Artist: Stan Natchez

My recent journey back to the most cultural city in America – the land of my ancestral roots and the hub of the Native American craft markets – Santa Fe, New Mexico, reminded me of the plight of our natives.

In one painting in one gallery, a portrait of a downtrodden native in front of a monopoly board. has historical land record links, but let’s be honest about the keepers of the land before us.  They had no concept of divide and own.

Our national fabric still bleeds today.

A tribute to the local tribes – we steal their names – remember theirs.

~ Mark Miller, Cincyland owner

The Plight of Indian Children

The Washington Post reports:

“The circumstances are absolutely dire for Indian children,” said Theresa M. Pouley, the chief judge of the Tulalip Tribal Court in Washington state and a member of the Indian Law and Order Commission.

Pouley fluently recites statistics in a weary refrain: “One-quarter of Indian children live in poverty, versus 13 percent in the United States. They graduate high school at a rate 17 percent lower than the national average. Their substance-abuse rates are higher. They’re twice as likely as any other race to die before the age of 24. They have a 2.3 percent higher rate of exposure to trauma. They have two times the rate of abuse and neglect. Their experience with post-traumatic stress disorder rivals the rates of returning veterans from Afghanistan.”

Is this not completely unacceptable?

“Their experience with post-traumatic stress disorder rivals the rates of returning veterans from Afghanistan”?

Children. Can we live with that?

Apparently we can. America has pushed aside the American Indian from the moment we arrived on these shores, claiming ownership instead of relationship.

(It may sound odd for a land specialist and real estate agent to talk of relationship over ownership. I love land – I love the potential for us human beings to again be in relationship with the land that we “own”, to be stewards of our homes and the land that our homes rest upon. While we now own land, we are not exempt from being responsible to it, which is something we could well learn from the Indian culture and communities. Something we need to learn, given the dire straits of our planet.)
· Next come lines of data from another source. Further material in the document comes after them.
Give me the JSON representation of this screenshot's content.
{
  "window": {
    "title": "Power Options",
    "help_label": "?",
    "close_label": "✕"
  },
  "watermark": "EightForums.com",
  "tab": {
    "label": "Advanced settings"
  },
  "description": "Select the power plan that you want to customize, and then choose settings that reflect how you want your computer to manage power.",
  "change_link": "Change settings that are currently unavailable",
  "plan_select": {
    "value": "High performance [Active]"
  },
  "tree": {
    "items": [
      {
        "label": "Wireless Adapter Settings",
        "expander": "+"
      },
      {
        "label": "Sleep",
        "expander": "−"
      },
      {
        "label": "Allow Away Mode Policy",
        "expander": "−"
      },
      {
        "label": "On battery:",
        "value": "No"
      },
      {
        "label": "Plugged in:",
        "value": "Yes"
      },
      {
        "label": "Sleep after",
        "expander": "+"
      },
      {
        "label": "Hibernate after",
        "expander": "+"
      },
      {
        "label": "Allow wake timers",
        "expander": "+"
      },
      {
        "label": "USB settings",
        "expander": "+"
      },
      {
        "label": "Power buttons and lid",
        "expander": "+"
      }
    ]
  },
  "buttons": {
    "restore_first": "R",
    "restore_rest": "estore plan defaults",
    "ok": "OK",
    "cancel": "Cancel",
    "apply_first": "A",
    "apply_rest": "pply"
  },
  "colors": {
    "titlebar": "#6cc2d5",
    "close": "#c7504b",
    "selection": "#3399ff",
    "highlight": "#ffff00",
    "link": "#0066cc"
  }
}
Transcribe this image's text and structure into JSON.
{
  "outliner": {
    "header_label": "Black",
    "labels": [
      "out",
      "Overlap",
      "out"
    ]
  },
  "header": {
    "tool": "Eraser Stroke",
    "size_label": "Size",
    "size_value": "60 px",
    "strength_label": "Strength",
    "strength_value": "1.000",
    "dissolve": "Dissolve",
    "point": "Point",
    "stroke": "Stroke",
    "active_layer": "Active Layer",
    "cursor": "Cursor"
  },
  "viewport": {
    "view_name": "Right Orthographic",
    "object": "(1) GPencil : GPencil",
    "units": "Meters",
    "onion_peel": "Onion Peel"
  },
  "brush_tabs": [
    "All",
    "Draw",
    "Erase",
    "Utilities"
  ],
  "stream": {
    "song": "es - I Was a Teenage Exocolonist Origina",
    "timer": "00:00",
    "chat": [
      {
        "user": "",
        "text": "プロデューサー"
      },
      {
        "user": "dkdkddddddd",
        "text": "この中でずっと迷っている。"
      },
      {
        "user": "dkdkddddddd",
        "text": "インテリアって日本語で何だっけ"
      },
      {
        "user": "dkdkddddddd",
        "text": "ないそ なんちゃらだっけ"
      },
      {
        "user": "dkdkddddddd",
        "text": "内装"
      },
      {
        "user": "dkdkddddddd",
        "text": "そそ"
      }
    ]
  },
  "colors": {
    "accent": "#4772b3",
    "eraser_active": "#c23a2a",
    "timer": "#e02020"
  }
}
America took ownership of reservations and initially provided help, by way of one overseer. And ultimately America deserted its briefly self-appointed oversight of reservations, deciding that reservations were no longer “official”.

Worse Times Than These

If you are White, or Black, or Asian, you will fall into the 6.7% unemployment rate of April 2014. But if you are Native American, according to Wikipedia, you are in dire straits indeed.

“Incomes of Native Americans tend to be low, and unemployment rates are usually high. For example, the unemployment rate on the Blackfoot Reservation in Montana has been 69%. This is in comparison to the American national unemployment rate of 6.7% as of 4 April 2014, or even during the worst part of the Great Depression at 25%.”

What does it take for a government to ignore despair of this kind? This is not a partisan question, but a global one? We are now so enmeshed in political greed and infighting that even the finest of presidents has to dilute his or her effectiveness by taking the time to soothe egos that should be serving the people who elected them, rather than using them to pad their purse.

What is happening to the American Indian – what has been happening for a very, very, very long time – is shameful. To say it is “wrong” is such an understatement as to be insulting.

In Our Own Backyard

Ohio tribes numbered many, including these 24:

Honniasont, Huron, Illinois, Kickapoo, Ofo, Ottawa, Potawatomi, Seneca, Shawnee, Chalahgawtha, Erie, Lenape, Okehocking, Miami, Mingo, Monacan, Monongahela, Mosopelea, Pekowi, Piankeshaw, Delaware, Chippewa and Ottawa, Wyandots.

And yet, only one tribe is officially recognized today: the Shawnee. What happened to the natives of these lands?

What happened that we stopped taking responsibility for one another?

Let’s reverse this trend.

  • Let’s care.
  • Let’s be aware, and keep our eyes open for where we can help.
  • And let’s help…whether that’s money, volunteering, sharing something like this blog and others like it with friends, or educating ourselves further.

It’s literally the least we can do.

Here are some important places to donate money and time and attention:

American Indian Relief Council – Building Strong, Self-Sufficient Native American Communities

American Indian Services

Native American Heritage Association


Sources for this article:–and-high-suicide-rate–of-native-american-children/2014/03/09/6e0ad9b2-9f03-11e3-b8d8-94577ff66b28_story.html